**The problem**
Search the records for the word "Enter" and pick out every line that has it.

**Data under study**

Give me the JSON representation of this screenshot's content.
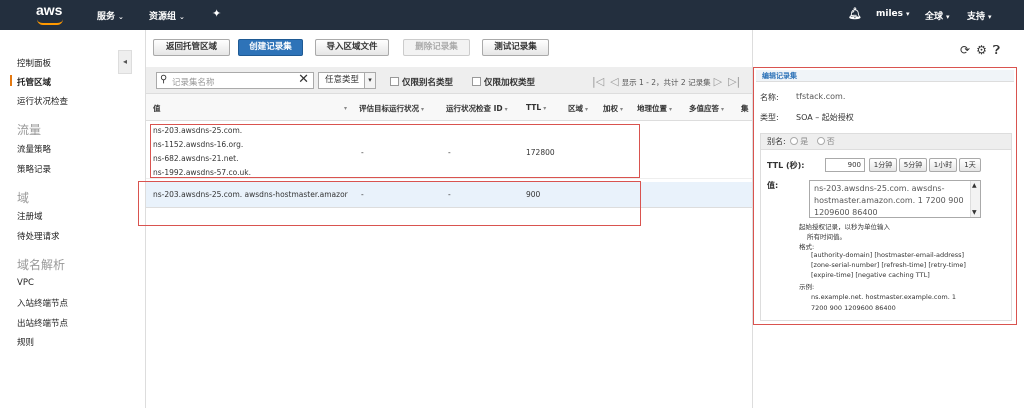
{
  "topbar": {
    "logo": "aws",
    "services": "服务",
    "resource_groups": "资源组",
    "user": "miles",
    "region": "全球",
    "support": "支持"
  },
  "sidebar": {
    "items": [
      {
        "label": "控制面板"
      },
      {
        "label": "托管区域"
      },
      {
        "label": "运行状况检查"
      }
    ],
    "section_traffic": "流量",
    "traffic_items": [
      {
        "label": "流量策略"
      },
      {
        "label": "策略记录"
      }
    ],
    "section_domains": "域",
    "domain_items": [
      {
        "label": "注册域"
      },
      {
        "label": "待处理请求"
      }
    ],
    "section_resolver": "域名解析",
    "resolver_items": [
      {
        "label": "VPC"
      },
      {
        "label": "入站终端节点"
      },
      {
        "label": "出站终端节点"
      },
      {
        "label": "规则"
      }
    ]
  },
  "toolbar": {
    "back": "返回托管区域",
    "create": "创建记录集",
    "import": "导入区域文件",
    "delete": "删除记录集",
    "test": "测试记录集"
  },
  "filter": {
    "search_placeholder": "记录集名称",
    "type": "任意类型",
    "alias_only": "仅限别名类型",
    "weighted_only": "仅限加权类型",
    "paging": "显示 1 - 2，共计 2 记录集"
  },
  "table": {
    "columns": [
      "值",
      "评估目标运行状况",
      "运行状况检查 ID",
      "TTL",
      "区域",
      "加权",
      "地理位置",
      "多值应答",
      "集"
    ],
    "rows": [
      {
        "values": [
          "ns-203.awsdns-25.com.",
          "ns-1152.awsdns-16.org.",
          "ns-682.awsdns-21.net.",
          "ns-1992.awsdns-57.co.uk."
        ],
        "eval": "-",
        "health": "-",
        "ttl": "172800"
      },
      {
        "values": [
          "ns-203.awsdns-25.com. awsdns-hostmaster.amazor"
        ],
        "eval": "-",
        "health": "-",
        "ttl": "900"
      }
    ]
  },
  "editor": {
    "header": "编辑记录集",
    "name_label": "名称:",
    "name_value": "tfstack.com.",
    "type_label": "类型:",
    "type_value": "SOA – 起始授权",
    "alias_label": "别名:",
    "alias_yes": "是",
    "alias_no": "否",
    "ttl_label": "TTL (秒):",
    "ttl_value": "900",
    "ttl_buttons": [
      "1分钟",
      "5分钟",
      "1小时",
      "1天"
    ],
    "value_label": "值:",
    "value_lines": [
      "ns-203.awsdns-25.com. awsdns-",
      "hostmaster.amazon.com. 1 7200 900",
      "1209600 86400"
    ],
    "help": [
      "起始授权记录，以秒为单位输入",
      "所有时间值。",
      "格式:",
      "[authority-domain] [hostmaster-email-address]",
      "[zone-serial-number] [refresh-time] [retry-time]",
      "[expire-time] [negative caching TTL]",
      "示例:",
      "ns.example.net. hostmaster.example.com. 1",
      "7200 900 1209600 86400"
    ]
  }
}
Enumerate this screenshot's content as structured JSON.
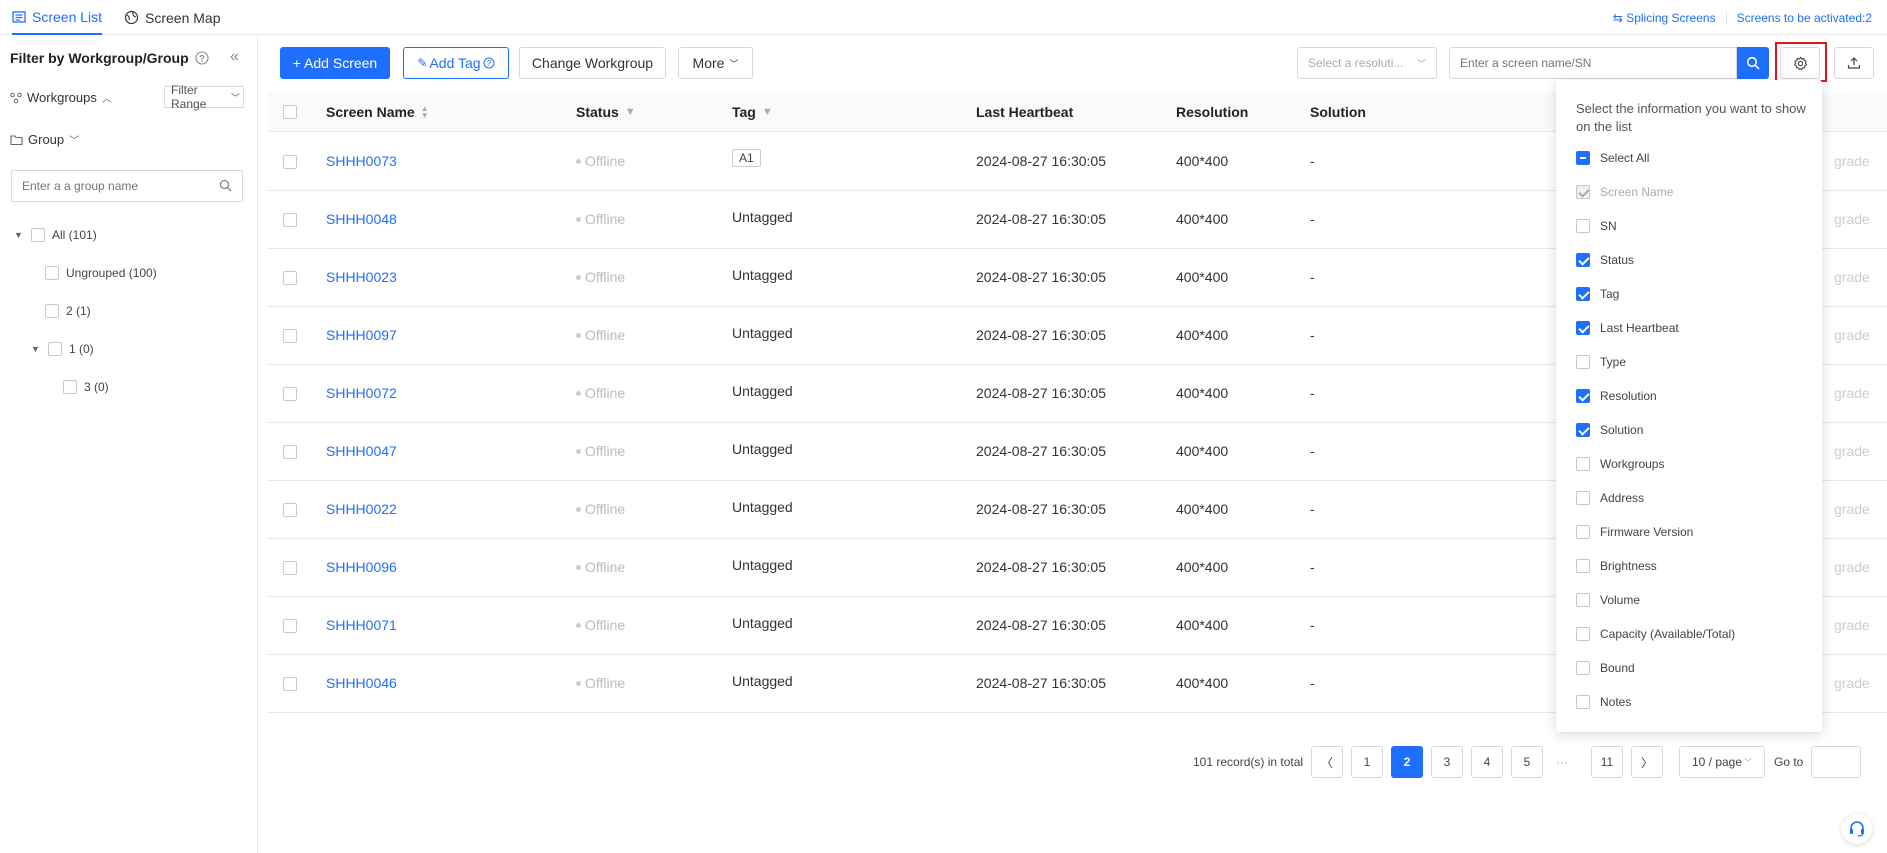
{
  "tabs": [
    {
      "label": "Screen List",
      "active": true
    },
    {
      "label": "Screen Map",
      "active": false
    }
  ],
  "top_links": {
    "splicing": "Splicing Screens",
    "to_activate": "Screens to be activated:2"
  },
  "sidebar": {
    "title": "Filter by Workgroup/Group",
    "workgroups_label": "Workgroups",
    "filter_range_label": "Filter Range",
    "group_label": "Group",
    "search_placeholder": "Enter a a group name",
    "tree": [
      {
        "label": "All (101)",
        "level": 0,
        "expanded": true
      },
      {
        "label": "Ungrouped (100)",
        "level": 1
      },
      {
        "label": "2 (1)",
        "level": 1
      },
      {
        "label": "1 (0)",
        "level": 1,
        "expanded": true
      },
      {
        "label": "3 (0)",
        "level": 2
      }
    ]
  },
  "toolbar": {
    "add_screen": "+ Add Screen",
    "add_tag": "Add Tag",
    "change_workgroup": "Change Workgroup",
    "more": "More",
    "resolution_placeholder": "Select a resoluti...",
    "search_placeholder": "Enter a screen name/SN"
  },
  "table": {
    "headers": {
      "screen_name": "Screen Name",
      "status": "Status",
      "tag": "Tag",
      "last_heartbeat": "Last Heartbeat",
      "resolution": "Resolution",
      "solution": "Solution"
    },
    "rows": [
      {
        "name": "SHHH0073",
        "status": "Offline",
        "tag": "A1",
        "tag_chip": true,
        "heartbeat": "2024-08-27 16:30:05",
        "resolution": "400*400",
        "solution": "-",
        "action": "grade"
      },
      {
        "name": "SHHH0048",
        "status": "Offline",
        "tag": "Untagged",
        "heartbeat": "2024-08-27 16:30:05",
        "resolution": "400*400",
        "solution": "-",
        "action": "grade"
      },
      {
        "name": "SHHH0023",
        "status": "Offline",
        "tag": "Untagged",
        "heartbeat": "2024-08-27 16:30:05",
        "resolution": "400*400",
        "solution": "-",
        "action": "grade"
      },
      {
        "name": "SHHH0097",
        "status": "Offline",
        "tag": "Untagged",
        "heartbeat": "2024-08-27 16:30:05",
        "resolution": "400*400",
        "solution": "-",
        "action": "grade"
      },
      {
        "name": "SHHH0072",
        "status": "Offline",
        "tag": "Untagged",
        "heartbeat": "2024-08-27 16:30:05",
        "resolution": "400*400",
        "solution": "-",
        "action": "grade"
      },
      {
        "name": "SHHH0047",
        "status": "Offline",
        "tag": "Untagged",
        "heartbeat": "2024-08-27 16:30:05",
        "resolution": "400*400",
        "solution": "-",
        "action": "grade"
      },
      {
        "name": "SHHH0022",
        "status": "Offline",
        "tag": "Untagged",
        "heartbeat": "2024-08-27 16:30:05",
        "resolution": "400*400",
        "solution": "-",
        "action": "grade"
      },
      {
        "name": "SHHH0096",
        "status": "Offline",
        "tag": "Untagged",
        "heartbeat": "2024-08-27 16:30:05",
        "resolution": "400*400",
        "solution": "-",
        "action": "grade"
      },
      {
        "name": "SHHH0071",
        "status": "Offline",
        "tag": "Untagged",
        "heartbeat": "2024-08-27 16:30:05",
        "resolution": "400*400",
        "solution": "-",
        "action": "grade"
      },
      {
        "name": "SHHH0046",
        "status": "Offline",
        "tag": "Untagged",
        "heartbeat": "2024-08-27 16:30:05",
        "resolution": "400*400",
        "solution": "-",
        "action": "grade"
      }
    ]
  },
  "pagination": {
    "total": "101 record(s) in total",
    "pages": [
      "1",
      "2",
      "3",
      "4",
      "5"
    ],
    "current": "2",
    "ellipsis": "···",
    "last": "11",
    "per_page": "10 / page",
    "goto_label": "Go to"
  },
  "column_panel": {
    "header": "Select the information you want to show on the list",
    "items": [
      {
        "label": "Select All",
        "state": "indeterminate"
      },
      {
        "label": "Screen Name",
        "state": "disabled-checked"
      },
      {
        "label": "SN",
        "state": "unchecked"
      },
      {
        "label": "Status",
        "state": "checked"
      },
      {
        "label": "Tag",
        "state": "checked"
      },
      {
        "label": "Last Heartbeat",
        "state": "checked"
      },
      {
        "label": "Type",
        "state": "unchecked"
      },
      {
        "label": "Resolution",
        "state": "checked"
      },
      {
        "label": "Solution",
        "state": "checked"
      },
      {
        "label": "Workgroups",
        "state": "unchecked"
      },
      {
        "label": "Address",
        "state": "unchecked"
      },
      {
        "label": "Firmware Version",
        "state": "unchecked"
      },
      {
        "label": "Brightness",
        "state": "unchecked"
      },
      {
        "label": "Volume",
        "state": "unchecked"
      },
      {
        "label": "Capacity (Available/Total)",
        "state": "unchecked"
      },
      {
        "label": "Bound",
        "state": "unchecked"
      },
      {
        "label": "Notes",
        "state": "unchecked"
      }
    ]
  },
  "colors": {
    "accent": "#1f6fff",
    "highlight_border": "#e0151b",
    "muted": "#bbbbbb"
  }
}
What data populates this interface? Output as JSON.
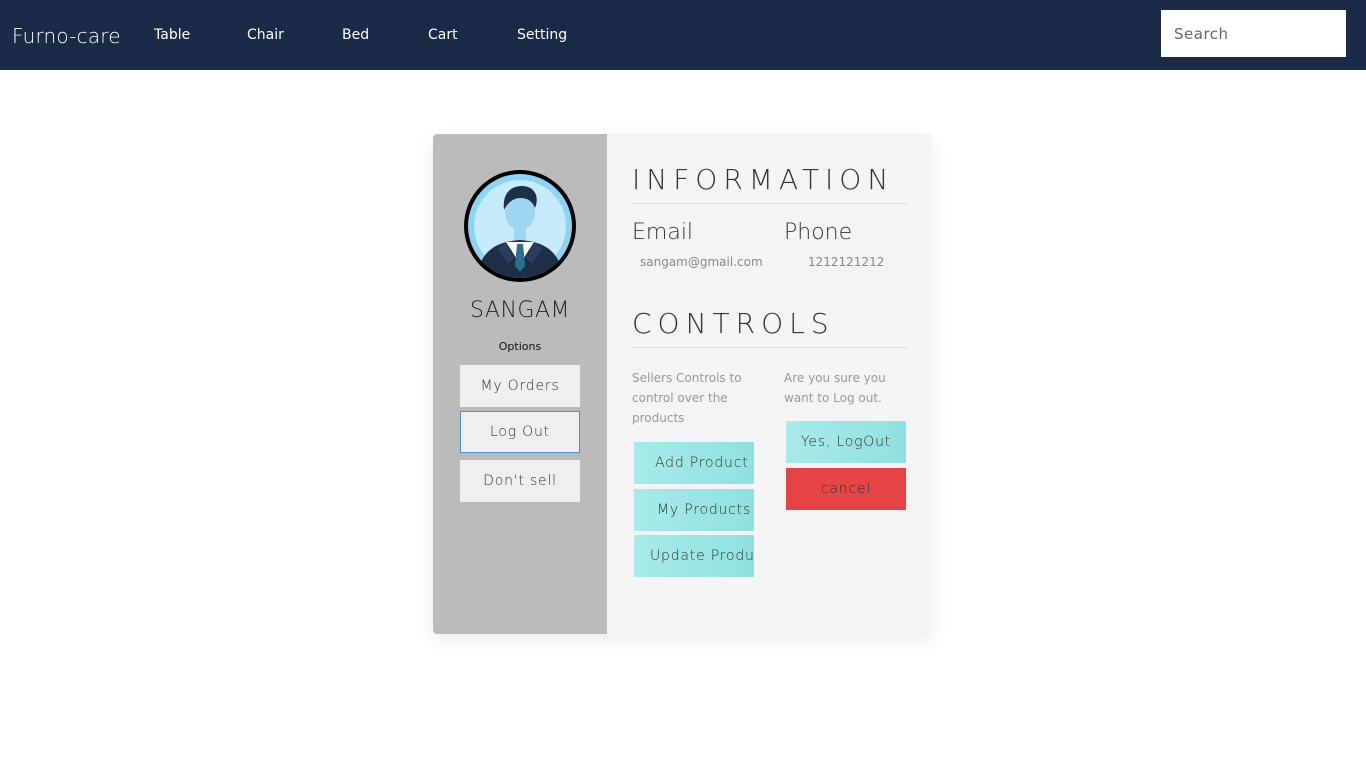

**Solved exercise**
    "search_placeholder": "Enter a a group name",
    "search_placeholder": "Enter a screen name/SN"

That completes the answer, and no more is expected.